As I’m writing this, the Lakers have yet to make their final pitch for coveted free agent Dwight Howard.
By the time this post goes live, there’s a great chance that Dwight will be playing for the Rockets.
I don’t think D12 is going to stay with the Lakers.
Why would he?
If everything goes right, people will give Kobe all the credit.
If things go wrong, people will be wondering why Dwight is struggling and not making a bigger impact, and blame him.
No matter what Kobe or the Lakers say, as long as 24 is on the court, it’s Kobe’s team.
Besides, the Rockets have the biggest audience due to their immense popularity in China thanks to Yao Ming and Jeremy Lin (though Lin is being shopped around.) Rockets can really help Dwight become a global icon.
But what interested me is the way journalists, sports talk radio, and the Laker fans were making their pitch to Dwight.
The pitch is along the lines of:
We’re the Lakers!
Look at what we’ve done!
This is a storied franchise!
We have a great history and tradition!
If I were Dwight, my response would be, “So?”
Sure, it’s a great franchise with a rich history.
But the future isn’t looking so great for them.
They have a point guard who’s 40 years old.
Their marquee player is coming off a serious injury and is old in NBA terms.
Ron Artest, or Metta World Peace, says he’ll return to the team which isn’t the best thing for the Lakers, skill wise and salary cap wise. They’ll most likely look to amnesty him if D12 comes back.
Gasol is softer than the Marshmallow Man.
And, Dwight did not like D’Antoni’s system.
Their future seems fairly strapped.
And the fans and folks of LA are saying Dwight would be an idiot to pass up playing for the Lakers because of all the things the Lakers have done in the past.
What’s the point of playing for a storied franchise if you feel like you’re not going to be able to win championships?

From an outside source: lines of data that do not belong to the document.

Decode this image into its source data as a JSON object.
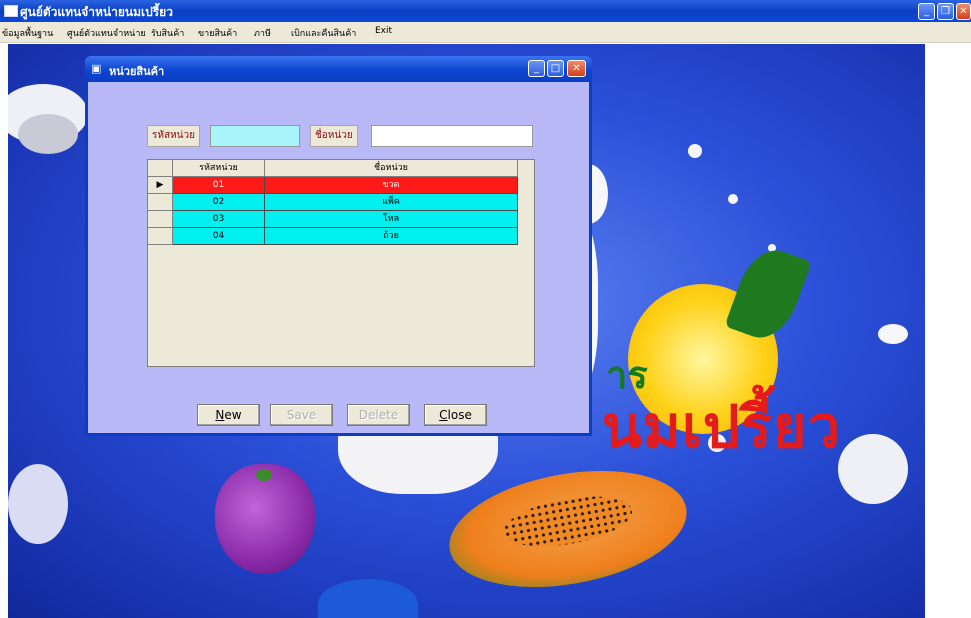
{
  "window": {
    "title": "ศูนย์ตัวแทนจำหน่ายนมเปรี้ยว"
  },
  "menu": [
    "ข้อมูลพื้นฐาน",
    "ศูนย์ตัวแทนจำหน่าย",
    "รับสินค้า",
    "ขายสินค้า",
    "ภาษี",
    "เบิกและคืนสินค้า",
    "Exit"
  ],
  "background": {
    "line1": "าร",
    "line2": "นมเปรี้ยว"
  },
  "dialog": {
    "title": "หน่วยสินค้า",
    "code_label": "รหัสหน่วย",
    "code_value": "",
    "name_label": "ชื่อหน่วย",
    "name_value": "",
    "grid": {
      "columns": [
        "รหัสหน่วย",
        "ชื่อหน่วย"
      ],
      "current_row_marker": "▶",
      "rows": [
        {
          "code": "01",
          "name": "ขวด"
        },
        {
          "code": "02",
          "name": "แพ็ค"
        },
        {
          "code": "03",
          "name": "โหล"
        },
        {
          "code": "04",
          "name": "ถ้วย"
        }
      ]
    },
    "buttons": {
      "new": {
        "mnemonic": "N",
        "rest": "ew"
      },
      "save": "Save",
      "delete": "Delete",
      "close": {
        "mnemonic": "C",
        "rest": "lose"
      }
    }
  },
  "colors": {
    "selected_row": "#ff1a1a",
    "row": "#00f0f0",
    "code_input": "#a8f4fb",
    "dialog_body": "#b9b9f7",
    "titlebar": "#0a3fc4"
  }
}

Who can the Lakers beat with this current roster? Certainly not the Heat. They at best have a puncher’s chance to just make it to the Conference Finals.

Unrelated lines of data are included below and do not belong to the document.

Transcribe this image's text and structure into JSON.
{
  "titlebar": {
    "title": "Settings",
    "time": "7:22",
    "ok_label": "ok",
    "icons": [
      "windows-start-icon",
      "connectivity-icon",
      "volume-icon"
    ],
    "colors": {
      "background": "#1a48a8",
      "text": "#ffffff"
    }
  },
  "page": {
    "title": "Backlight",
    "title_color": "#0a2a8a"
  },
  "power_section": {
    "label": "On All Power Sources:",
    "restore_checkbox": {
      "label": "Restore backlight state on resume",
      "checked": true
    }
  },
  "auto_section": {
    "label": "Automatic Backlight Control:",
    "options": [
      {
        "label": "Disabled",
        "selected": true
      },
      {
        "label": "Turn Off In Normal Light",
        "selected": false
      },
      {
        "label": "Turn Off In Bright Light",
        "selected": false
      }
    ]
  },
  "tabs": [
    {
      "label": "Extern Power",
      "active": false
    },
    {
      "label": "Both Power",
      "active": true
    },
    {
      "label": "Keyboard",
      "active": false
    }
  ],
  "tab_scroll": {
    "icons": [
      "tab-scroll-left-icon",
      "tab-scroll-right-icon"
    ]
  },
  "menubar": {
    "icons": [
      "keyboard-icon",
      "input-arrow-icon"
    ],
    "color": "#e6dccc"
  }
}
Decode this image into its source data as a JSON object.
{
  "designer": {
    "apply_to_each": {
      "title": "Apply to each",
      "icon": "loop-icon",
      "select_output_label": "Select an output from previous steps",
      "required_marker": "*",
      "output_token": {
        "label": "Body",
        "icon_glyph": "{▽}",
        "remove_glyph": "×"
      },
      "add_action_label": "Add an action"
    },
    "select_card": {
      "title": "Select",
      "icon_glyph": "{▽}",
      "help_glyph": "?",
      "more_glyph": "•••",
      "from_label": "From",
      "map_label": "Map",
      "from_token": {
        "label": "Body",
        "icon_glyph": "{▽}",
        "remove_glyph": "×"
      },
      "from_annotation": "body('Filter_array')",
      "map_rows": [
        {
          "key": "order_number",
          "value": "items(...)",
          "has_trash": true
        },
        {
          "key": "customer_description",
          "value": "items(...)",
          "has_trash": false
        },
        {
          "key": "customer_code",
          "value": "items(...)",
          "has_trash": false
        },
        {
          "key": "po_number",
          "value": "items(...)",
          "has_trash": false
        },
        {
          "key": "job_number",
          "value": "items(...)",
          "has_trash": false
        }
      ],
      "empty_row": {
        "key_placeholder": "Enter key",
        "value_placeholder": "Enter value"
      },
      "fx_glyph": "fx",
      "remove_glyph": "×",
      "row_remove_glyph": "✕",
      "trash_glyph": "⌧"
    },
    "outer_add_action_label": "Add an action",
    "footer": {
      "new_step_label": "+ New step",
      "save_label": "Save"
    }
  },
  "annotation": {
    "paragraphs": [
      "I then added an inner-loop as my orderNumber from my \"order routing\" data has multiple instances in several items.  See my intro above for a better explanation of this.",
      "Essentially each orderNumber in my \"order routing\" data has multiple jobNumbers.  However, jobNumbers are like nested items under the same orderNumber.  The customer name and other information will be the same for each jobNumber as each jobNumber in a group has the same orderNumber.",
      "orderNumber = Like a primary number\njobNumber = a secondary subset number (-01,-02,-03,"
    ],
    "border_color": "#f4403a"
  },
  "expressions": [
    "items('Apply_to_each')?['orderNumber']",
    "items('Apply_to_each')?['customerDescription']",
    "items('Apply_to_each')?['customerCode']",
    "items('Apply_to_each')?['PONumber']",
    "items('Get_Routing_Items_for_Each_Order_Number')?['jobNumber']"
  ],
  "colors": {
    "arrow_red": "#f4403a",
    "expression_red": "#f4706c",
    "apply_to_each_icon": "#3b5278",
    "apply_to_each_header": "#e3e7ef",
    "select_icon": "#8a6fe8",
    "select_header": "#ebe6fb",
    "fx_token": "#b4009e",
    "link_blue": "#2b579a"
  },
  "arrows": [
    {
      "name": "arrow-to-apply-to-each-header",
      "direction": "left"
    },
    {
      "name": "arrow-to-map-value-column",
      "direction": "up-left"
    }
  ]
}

And Kobe wants to play for 3 more years.
With Dwight’s contract and Kobe’s contract, the Lakers are strapped to make any big impact deals. Except for maybe a player who’s way past his prime. But that role is currently filled by Nash.
So, many are hoping that the allure of being a Laker and all the Lakers’ accomplishments of the past will entice Dwight to stay for the future.

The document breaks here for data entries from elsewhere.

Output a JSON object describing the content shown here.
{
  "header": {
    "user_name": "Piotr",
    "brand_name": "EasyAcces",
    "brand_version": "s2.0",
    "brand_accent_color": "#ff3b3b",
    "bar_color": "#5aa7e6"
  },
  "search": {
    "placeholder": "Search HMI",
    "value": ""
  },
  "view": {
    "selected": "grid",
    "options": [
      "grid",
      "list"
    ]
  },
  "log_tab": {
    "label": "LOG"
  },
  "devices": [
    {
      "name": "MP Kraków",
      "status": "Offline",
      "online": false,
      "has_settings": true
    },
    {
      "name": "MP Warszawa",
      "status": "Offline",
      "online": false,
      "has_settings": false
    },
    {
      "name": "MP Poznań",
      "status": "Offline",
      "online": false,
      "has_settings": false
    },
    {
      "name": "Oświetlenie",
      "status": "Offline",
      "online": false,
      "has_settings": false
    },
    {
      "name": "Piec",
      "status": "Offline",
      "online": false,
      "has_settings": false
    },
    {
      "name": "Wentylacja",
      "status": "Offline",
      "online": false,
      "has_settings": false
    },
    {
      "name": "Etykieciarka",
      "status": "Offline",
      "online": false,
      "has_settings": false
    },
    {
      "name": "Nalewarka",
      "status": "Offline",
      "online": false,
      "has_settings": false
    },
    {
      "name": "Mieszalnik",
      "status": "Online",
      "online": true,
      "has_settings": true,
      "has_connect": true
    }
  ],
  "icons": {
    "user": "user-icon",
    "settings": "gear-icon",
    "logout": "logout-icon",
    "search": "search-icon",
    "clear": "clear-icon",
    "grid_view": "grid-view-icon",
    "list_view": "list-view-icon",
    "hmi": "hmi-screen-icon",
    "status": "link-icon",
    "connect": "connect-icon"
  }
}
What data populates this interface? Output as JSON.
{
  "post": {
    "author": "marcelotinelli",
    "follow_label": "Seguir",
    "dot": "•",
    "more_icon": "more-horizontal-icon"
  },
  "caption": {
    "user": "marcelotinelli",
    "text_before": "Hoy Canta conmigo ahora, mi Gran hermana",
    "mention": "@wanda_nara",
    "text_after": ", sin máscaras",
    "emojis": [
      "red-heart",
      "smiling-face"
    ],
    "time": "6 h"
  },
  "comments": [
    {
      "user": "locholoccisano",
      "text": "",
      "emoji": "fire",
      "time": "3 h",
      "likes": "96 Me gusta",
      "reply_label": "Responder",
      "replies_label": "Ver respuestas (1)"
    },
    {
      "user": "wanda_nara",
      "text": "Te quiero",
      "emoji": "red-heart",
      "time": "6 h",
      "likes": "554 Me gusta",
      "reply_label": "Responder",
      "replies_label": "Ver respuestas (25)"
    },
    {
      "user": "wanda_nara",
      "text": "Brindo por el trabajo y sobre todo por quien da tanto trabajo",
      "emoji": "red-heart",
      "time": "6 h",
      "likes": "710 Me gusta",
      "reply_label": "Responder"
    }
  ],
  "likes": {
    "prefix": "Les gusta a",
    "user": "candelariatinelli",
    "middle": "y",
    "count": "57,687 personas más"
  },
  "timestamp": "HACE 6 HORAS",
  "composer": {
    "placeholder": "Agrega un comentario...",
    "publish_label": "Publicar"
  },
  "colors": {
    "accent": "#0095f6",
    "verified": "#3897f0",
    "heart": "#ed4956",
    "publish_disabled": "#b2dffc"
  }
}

It just seems to parallel many of the struggling congregation of our denomination and conference.
The past; the history; the tradition dictates too much of the direction the church is going. And because we are so embedded in the past, the direction the church is going is rarely forward.
A colleague, Kelvin Sauls, tweeted, “When you have more memories than dreams, your future is at risk.”
And many of us operate more out of memories than dreams. The past seems secure and safe; the future risky and scary and full of change. So we rely on memories more than dreams.
My friend and colleague Brent Ross said, “The church, perhaps more than anything else, are those unafraid of the future.”
That’s the way it should be. Because God is pulling us towards a brighter and greater future. Because God will always be with us and never forsake us.
But, many of us are afraid of the future, because we hold onto yesterdays rather than hold on to God’s promise of a greater future.
Look. As much as I dislike the Lakers, they always find a way to bounce back. A few years ago, when things looked really bad and Kobe was demanding to be traded to the Bulls (remember that?), they somehow landed Pau Gasol and made a run for 2 championships.
They have the money to find ways to bounce back.
Our churches, though, living on memories, and memories only, will handicap us and lead us nowhere.
The past, the history, and the tradition of the each local church are important.
They should be celebrated. They should be honored. They should be remembered.
But, we can’t linger there in the past.
Because God is nowhere near done with us.
Greater things are yet to come and greater things are still to be done.
And God can’t use us for the future, if our eyes are fixed on the past.
As Jesus said, “No one who puts a hand on the plow and looks back is fit for God’s kingdom.”